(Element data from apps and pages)
=== Section Start ===

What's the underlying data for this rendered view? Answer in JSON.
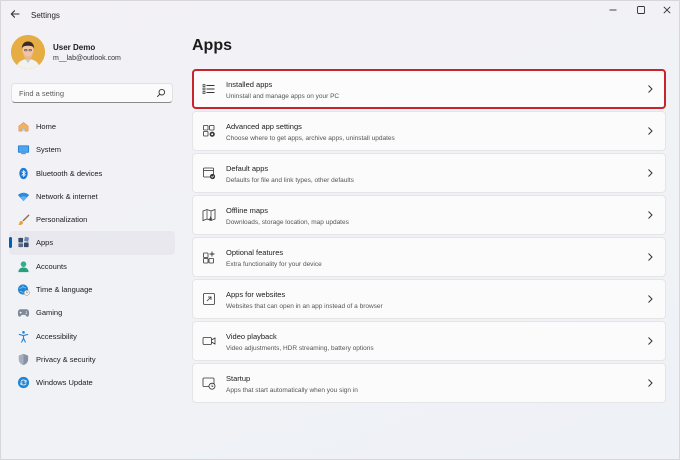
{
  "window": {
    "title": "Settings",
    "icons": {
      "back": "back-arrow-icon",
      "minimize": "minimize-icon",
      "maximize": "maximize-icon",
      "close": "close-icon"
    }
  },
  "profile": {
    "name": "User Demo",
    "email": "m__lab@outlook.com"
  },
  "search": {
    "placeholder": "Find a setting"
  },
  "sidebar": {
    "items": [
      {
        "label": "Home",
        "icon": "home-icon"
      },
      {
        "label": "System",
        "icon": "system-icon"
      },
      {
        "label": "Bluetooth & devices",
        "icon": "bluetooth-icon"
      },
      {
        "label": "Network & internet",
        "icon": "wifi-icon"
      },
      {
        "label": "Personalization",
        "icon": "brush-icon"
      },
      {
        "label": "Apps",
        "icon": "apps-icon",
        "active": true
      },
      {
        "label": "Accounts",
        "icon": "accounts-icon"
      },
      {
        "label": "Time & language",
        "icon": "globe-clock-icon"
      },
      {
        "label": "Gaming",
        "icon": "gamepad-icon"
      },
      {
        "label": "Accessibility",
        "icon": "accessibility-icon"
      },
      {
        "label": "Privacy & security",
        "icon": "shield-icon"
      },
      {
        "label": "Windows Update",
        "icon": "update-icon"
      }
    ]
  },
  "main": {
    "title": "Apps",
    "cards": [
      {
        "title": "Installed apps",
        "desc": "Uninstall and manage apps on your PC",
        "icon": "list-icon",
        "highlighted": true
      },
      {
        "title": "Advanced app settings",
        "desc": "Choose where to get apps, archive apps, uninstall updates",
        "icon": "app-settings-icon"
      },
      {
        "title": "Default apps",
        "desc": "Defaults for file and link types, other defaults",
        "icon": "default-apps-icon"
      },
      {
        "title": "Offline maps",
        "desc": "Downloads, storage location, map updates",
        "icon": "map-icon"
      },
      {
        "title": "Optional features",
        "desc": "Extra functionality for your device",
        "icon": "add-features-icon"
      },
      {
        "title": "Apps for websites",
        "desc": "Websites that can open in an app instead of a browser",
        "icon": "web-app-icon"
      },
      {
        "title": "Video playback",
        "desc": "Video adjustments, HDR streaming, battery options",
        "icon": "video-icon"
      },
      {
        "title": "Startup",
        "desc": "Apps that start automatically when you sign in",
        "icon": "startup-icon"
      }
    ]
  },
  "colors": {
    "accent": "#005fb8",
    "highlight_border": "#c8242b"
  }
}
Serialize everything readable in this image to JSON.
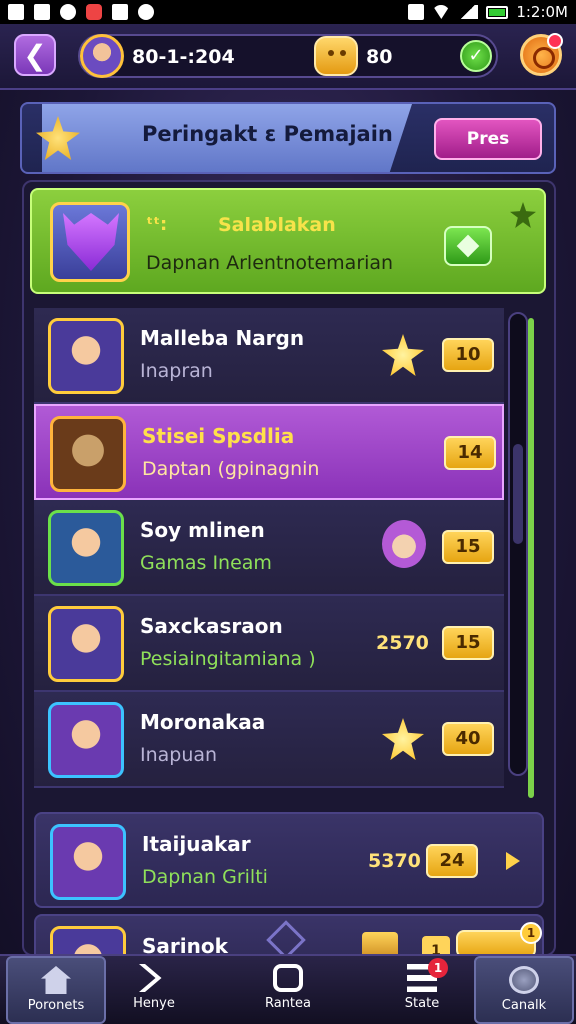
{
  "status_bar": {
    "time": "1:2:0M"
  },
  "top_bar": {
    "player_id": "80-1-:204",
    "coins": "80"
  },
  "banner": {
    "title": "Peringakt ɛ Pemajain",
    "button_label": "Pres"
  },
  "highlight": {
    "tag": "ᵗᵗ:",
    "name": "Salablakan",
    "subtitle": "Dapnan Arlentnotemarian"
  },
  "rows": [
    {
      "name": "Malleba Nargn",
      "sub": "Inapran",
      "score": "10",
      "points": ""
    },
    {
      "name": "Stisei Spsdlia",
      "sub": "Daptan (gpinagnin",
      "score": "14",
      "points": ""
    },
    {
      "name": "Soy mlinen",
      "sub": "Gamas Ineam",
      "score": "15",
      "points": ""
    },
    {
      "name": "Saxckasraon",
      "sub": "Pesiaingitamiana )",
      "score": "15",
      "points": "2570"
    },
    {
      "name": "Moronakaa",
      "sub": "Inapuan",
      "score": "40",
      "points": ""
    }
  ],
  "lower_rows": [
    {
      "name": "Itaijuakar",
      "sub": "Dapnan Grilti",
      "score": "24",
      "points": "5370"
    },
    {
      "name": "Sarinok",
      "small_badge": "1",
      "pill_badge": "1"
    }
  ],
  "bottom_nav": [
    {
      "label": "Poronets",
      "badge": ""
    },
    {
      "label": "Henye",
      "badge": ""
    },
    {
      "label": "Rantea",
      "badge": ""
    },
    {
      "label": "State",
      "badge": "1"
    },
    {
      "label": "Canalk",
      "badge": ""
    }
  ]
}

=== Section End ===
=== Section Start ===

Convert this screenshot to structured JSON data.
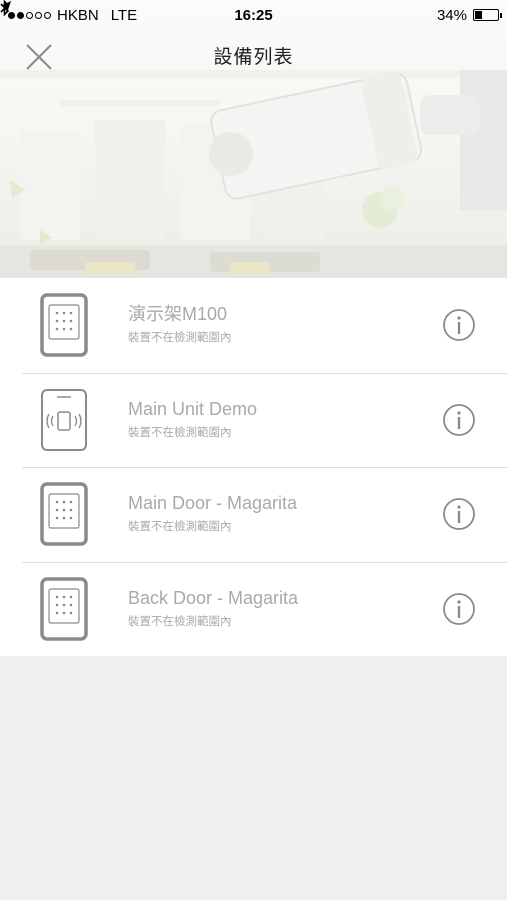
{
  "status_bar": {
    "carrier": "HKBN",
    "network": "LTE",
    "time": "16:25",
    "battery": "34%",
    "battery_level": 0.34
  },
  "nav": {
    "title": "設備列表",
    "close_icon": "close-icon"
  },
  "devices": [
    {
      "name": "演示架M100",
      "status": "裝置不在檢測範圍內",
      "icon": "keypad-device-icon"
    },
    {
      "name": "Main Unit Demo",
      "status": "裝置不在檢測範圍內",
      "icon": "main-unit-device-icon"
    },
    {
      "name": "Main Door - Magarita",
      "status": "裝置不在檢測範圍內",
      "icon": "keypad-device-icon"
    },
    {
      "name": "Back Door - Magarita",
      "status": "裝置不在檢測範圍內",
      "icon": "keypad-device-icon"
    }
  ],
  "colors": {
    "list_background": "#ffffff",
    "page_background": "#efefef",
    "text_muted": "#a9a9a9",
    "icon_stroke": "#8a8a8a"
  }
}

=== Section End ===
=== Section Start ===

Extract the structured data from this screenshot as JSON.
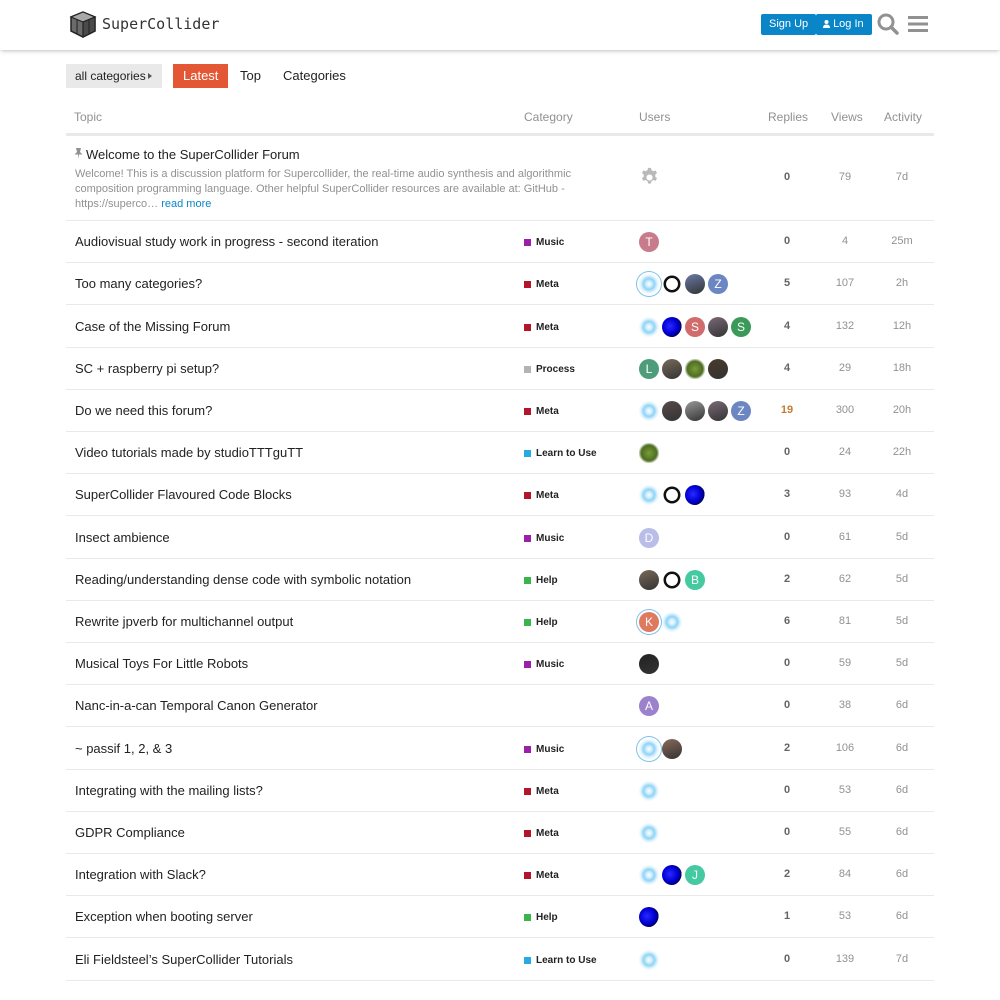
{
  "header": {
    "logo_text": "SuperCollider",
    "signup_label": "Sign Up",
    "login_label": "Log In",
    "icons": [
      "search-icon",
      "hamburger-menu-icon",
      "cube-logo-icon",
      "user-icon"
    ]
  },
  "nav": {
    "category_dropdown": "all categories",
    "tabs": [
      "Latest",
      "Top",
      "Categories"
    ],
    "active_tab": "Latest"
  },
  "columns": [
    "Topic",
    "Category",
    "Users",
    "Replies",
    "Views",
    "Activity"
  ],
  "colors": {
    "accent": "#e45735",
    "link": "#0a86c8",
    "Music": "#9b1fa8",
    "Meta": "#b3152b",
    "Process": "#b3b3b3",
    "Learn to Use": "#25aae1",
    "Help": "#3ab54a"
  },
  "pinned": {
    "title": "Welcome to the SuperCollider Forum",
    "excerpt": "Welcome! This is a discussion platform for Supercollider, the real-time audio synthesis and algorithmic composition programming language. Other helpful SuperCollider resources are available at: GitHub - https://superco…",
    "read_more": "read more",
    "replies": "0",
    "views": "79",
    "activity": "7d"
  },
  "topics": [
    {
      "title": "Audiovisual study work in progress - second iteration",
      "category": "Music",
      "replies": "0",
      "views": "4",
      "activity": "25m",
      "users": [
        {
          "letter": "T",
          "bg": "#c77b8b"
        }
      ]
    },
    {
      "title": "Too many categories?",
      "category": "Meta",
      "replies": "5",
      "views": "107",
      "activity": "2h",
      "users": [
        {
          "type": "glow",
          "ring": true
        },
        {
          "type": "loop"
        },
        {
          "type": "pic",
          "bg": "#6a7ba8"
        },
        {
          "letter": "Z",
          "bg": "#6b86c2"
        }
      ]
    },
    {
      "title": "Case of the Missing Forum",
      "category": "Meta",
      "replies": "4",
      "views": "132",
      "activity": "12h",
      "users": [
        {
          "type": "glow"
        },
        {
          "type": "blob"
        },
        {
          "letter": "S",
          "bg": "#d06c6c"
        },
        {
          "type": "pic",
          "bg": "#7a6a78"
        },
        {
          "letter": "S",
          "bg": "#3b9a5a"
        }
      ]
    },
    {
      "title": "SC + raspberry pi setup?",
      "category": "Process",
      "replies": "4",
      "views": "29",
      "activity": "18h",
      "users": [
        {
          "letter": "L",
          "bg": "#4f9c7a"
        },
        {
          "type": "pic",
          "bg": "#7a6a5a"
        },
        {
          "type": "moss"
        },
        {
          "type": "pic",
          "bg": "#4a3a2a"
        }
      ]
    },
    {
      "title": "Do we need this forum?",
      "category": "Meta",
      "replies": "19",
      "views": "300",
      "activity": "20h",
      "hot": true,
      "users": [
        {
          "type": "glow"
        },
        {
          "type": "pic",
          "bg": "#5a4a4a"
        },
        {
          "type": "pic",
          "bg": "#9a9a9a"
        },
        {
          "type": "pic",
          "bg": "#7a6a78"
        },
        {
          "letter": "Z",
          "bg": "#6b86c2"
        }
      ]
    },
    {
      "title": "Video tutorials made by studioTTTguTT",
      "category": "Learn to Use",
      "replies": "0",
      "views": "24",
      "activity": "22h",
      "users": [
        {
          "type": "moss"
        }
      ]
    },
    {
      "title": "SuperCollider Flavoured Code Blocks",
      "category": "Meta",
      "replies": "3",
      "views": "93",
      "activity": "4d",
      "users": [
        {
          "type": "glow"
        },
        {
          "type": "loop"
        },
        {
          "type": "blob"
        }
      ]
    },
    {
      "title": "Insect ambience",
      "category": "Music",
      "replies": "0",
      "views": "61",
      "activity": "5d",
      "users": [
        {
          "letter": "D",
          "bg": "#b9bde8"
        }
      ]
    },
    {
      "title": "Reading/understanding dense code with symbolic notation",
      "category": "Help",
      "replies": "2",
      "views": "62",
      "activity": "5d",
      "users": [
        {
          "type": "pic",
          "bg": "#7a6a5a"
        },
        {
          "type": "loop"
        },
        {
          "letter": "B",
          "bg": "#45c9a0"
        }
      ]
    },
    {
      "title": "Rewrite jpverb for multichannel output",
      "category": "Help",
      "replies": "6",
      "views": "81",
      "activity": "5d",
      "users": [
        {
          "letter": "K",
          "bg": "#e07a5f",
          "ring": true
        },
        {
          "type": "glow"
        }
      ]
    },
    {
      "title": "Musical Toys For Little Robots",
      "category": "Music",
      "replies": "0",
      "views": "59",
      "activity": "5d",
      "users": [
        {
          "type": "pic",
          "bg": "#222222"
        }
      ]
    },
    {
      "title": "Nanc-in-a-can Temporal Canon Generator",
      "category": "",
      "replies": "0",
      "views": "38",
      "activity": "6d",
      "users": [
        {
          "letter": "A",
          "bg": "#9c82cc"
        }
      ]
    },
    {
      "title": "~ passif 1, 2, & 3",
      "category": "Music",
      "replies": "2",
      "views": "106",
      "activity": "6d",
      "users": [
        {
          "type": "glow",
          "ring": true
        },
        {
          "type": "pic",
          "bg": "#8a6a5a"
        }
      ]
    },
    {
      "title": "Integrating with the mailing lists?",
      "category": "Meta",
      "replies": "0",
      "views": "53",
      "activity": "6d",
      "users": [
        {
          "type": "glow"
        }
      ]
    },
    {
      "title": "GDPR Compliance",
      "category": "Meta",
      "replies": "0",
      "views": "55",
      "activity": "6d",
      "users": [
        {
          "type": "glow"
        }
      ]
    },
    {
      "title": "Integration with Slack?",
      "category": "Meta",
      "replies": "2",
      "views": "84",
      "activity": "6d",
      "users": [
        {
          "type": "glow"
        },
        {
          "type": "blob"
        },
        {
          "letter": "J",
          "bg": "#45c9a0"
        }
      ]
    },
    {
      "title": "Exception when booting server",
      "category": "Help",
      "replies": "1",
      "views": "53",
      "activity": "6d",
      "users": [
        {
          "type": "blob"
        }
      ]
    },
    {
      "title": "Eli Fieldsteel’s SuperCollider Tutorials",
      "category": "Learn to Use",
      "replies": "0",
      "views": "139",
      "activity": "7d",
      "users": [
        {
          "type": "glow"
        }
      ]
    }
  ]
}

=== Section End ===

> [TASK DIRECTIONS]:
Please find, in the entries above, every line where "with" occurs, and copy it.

> [WORKED SOLUTION]:
      "title": "Reading/understanding dense code with symbolic notation",
      "title": "Integrating with the mailing lists?",
      "title": "Integration with Slack?",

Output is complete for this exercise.